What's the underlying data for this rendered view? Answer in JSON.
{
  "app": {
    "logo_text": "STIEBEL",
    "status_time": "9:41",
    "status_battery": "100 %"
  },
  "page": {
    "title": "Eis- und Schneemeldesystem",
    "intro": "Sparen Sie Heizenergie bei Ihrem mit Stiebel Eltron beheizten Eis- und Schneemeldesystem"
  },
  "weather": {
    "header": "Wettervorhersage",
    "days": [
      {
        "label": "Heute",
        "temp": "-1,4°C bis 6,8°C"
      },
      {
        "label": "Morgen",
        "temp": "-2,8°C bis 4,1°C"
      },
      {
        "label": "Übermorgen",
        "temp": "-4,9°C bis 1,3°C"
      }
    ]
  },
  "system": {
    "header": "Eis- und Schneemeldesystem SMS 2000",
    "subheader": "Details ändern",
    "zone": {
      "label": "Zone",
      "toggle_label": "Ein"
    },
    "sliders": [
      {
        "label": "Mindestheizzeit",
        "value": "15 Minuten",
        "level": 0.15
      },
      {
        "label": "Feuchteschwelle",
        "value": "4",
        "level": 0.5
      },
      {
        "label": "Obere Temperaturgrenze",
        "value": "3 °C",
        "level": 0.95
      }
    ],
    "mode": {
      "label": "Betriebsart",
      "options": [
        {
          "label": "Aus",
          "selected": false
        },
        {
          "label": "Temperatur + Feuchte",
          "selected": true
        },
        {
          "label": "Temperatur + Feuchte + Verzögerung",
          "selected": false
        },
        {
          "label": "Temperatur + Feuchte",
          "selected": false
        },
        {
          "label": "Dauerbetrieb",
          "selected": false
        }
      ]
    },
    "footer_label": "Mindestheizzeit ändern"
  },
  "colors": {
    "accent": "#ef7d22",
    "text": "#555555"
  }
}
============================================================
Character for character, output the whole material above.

What's the underlying data for this rendered view? Answer in JSON.
{
  "app": {
    "logo_text": "STIEBEL",
    "status_time": "9:41",
    "status_battery": "100 %"
  },
  "page": {
    "title": "Eis- und Schneemeldesystem",
    "intro": "Sparen Sie Heizenergie bei Ihrem mit Stiebel Eltron beheizten Eis- und Schneemeldesystem"
  },
  "weather": {
    "header": "Wettervorhersage",
    "days": [
      {
        "label": "Heute",
        "temp": "-1,4°C bis 6,8°C"
      },
      {
        "label": "Morgen",
        "temp": "-2,8°C bis 4,1°C"
      },
      {
        "label": "Übermorgen",
        "temp": "-4,9°C bis 1,3°C"
      }
    ]
  },
  "system": {
    "header": "Eis- und Schneemeldesystem SMS 2000",
    "subheader": "Details ändern",
    "zone": {
      "label": "Zone",
      "toggle_label": "Ein"
    },
    "sliders": [
      {
        "label": "Mindestheizzeit",
        "value": "15 Minuten",
        "level": 0.15
      },
      {
        "label": "Feuchteschwelle",
        "value": "4",
        "level": 0.5
      },
      {
        "label": "Obere Temperaturgrenze",
        "value": "3 °C",
        "level": 0.95
      }
    ],
    "mode": {
      "label": "Betriebsart",
      "options": [
        {
          "label": "Aus",
          "selected": false
        },
        {
          "label": "Temperatur + Feuchte",
          "selected": true
        },
        {
          "label": "Temperatur + Feuchte + Verzögerung",
          "selected": false
        },
        {
          "label": "Temperatur + Feuchte",
          "selected": false
        },
        {
          "label": "Dauerbetrieb",
          "selected": false
        }
      ]
    },
    "footer_label": "Mindestheizzeit ändern"
  },
  "colors": {
    "accent": "#ef7d22",
    "text": "#555555"
  }
}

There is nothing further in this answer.